#### TASK MATERIAL ####
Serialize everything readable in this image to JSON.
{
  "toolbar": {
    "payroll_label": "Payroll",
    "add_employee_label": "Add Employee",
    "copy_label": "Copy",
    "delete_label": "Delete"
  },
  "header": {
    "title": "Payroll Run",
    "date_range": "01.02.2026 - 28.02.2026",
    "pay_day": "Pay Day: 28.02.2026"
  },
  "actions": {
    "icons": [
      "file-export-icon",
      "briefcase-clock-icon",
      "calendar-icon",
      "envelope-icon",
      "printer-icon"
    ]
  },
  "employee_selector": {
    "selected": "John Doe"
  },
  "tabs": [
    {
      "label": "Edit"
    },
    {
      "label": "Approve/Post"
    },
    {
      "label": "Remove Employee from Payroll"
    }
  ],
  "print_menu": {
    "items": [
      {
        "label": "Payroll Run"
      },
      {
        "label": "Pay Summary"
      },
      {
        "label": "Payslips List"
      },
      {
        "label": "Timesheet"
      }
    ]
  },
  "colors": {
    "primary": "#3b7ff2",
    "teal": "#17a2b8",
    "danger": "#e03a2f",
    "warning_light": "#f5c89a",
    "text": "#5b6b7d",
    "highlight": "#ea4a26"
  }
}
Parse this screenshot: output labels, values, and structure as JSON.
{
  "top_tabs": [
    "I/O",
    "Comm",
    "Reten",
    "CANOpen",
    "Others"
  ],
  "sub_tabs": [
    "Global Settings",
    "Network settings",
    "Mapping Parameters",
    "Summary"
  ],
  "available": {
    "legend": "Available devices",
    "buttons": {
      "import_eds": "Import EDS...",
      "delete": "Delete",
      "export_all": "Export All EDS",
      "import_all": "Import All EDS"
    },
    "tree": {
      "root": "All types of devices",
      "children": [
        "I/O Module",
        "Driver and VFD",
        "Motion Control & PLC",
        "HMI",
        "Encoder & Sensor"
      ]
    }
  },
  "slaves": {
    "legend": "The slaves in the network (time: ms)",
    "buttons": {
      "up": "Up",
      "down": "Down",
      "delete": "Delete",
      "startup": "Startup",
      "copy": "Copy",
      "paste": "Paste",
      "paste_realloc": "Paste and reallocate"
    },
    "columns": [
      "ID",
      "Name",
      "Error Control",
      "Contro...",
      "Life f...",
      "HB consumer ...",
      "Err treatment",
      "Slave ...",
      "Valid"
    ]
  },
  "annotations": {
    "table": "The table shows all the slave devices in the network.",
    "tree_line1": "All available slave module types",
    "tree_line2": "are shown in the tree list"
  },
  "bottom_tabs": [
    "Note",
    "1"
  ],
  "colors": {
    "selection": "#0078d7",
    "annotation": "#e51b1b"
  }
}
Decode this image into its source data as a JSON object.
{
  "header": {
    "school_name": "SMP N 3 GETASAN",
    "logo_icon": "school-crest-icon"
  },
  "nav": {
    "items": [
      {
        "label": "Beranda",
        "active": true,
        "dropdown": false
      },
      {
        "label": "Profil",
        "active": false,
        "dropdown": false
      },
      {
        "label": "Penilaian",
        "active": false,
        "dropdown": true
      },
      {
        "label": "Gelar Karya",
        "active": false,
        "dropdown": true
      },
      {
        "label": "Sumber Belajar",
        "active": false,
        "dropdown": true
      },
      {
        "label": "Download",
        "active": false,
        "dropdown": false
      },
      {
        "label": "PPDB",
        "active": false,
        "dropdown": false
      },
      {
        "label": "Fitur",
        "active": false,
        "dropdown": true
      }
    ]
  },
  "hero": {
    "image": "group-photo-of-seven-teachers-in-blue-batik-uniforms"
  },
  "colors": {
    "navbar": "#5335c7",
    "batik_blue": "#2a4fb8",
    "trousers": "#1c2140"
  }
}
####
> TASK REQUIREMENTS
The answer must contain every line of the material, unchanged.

> COMPLETED TASK
Serialize everything readable in this image to JSON.
{
  "toolbar": {
    "payroll_label": "Payroll",
    "add_employee_label": "Add Employee",
    "copy_label": "Copy",
    "delete_label": "Delete"
  },
  "header": {
    "title": "Payroll Run",
    "date_range": "01.02.2026 - 28.02.2026",
    "pay_day": "Pay Day: 28.02.2026"
  },
  "actions": {
    "icons": [
      "file-export-icon",
      "briefcase-clock-icon",
      "calendar-icon",
      "envelope-icon",
      "printer-icon"
    ]
  },
  "employee_selector": {
    "selected": "John Doe"
  },
  "tabs": [
    {
      "label": "Edit"
    },
    {
      "label": "Approve/Post"
    },
    {
      "label": "Remove Employee from Payroll"
    }
  ],
  "print_menu": {
    "items": [
      {
        "label": "Payroll Run"
      },
      {
        "label": "Pay Summary"
      },
      {
        "label": "Payslips List"
      },
      {
        "label": "Timesheet"
      }
    ]
  },
  "colors": {
    "primary": "#3b7ff2",
    "teal": "#17a2b8",
    "danger": "#e03a2f",
    "warning_light": "#f5c89a",
    "text": "#5b6b7d",
    "highlight": "#ea4a26"
  }
}
Parse this screenshot: output labels, values, and structure as JSON.
{
  "top_tabs": [
    "I/O",
    "Comm",
    "Reten",
    "CANOpen",
    "Others"
  ],
  "sub_tabs": [
    "Global Settings",
    "Network settings",
    "Mapping Parameters",
    "Summary"
  ],
  "available": {
    "legend": "Available devices",
    "buttons": {
      "import_eds": "Import EDS...",
      "delete": "Delete",
      "export_all": "Export All EDS",
      "import_all": "Import All EDS"
    },
    "tree": {
      "root": "All types of devices",
      "children": [
        "I/O Module",
        "Driver and VFD",
        "Motion Control & PLC",
        "HMI",
        "Encoder & Sensor"
      ]
    }
  },
  "slaves": {
    "legend": "The slaves in the network (time: ms)",
    "buttons": {
      "up": "Up",
      "down": "Down",
      "delete": "Delete",
      "startup": "Startup",
      "copy": "Copy",
      "paste": "Paste",
      "paste_realloc": "Paste and reallocate"
    },
    "columns": [
      "ID",
      "Name",
      "Error Control",
      "Contro...",
      "Life f...",
      "HB consumer ...",
      "Err treatment",
      "Slave ...",
      "Valid"
    ]
  },
  "annotations": {
    "table": "The table shows all the slave devices in the network.",
    "tree_line1": "All available slave module types",
    "tree_line2": "are shown in the tree list"
  },
  "bottom_tabs": [
    "Note",
    "1"
  ],
  "colors": {
    "selection": "#0078d7",
    "annotation": "#e51b1b"
  }
}
Decode this image into its source data as a JSON object.
{
  "header": {
    "school_name": "SMP N 3 GETASAN",
    "logo_icon": "school-crest-icon"
  },
  "nav": {
    "items": [
      {
        "label": "Beranda",
        "active": true,
        "dropdown": false
      },
      {
        "label": "Profil",
        "active": false,
        "dropdown": false
      },
      {
        "label": "Penilaian",
        "active": false,
        "dropdown": true
      },
      {
        "label": "Gelar Karya",
        "active": false,
        "dropdown": true
      },
      {
        "label": "Sumber Belajar",
        "active": false,
        "dropdown": true
      },
      {
        "label": "Download",
        "active": false,
        "dropdown": false
      },
      {
        "label": "PPDB",
        "active": false,
        "dropdown": false
      },
      {
        "label": "Fitur",
        "active": false,
        "dropdown": true
      }
    ]
  },
  "hero": {
    "image": "group-photo-of-seven-teachers-in-blue-batik-uniforms"
  },
  "colors": {
    "navbar": "#5335c7",
    "batik_blue": "#2a4fb8",
    "trousers": "#1c2140"
  }
}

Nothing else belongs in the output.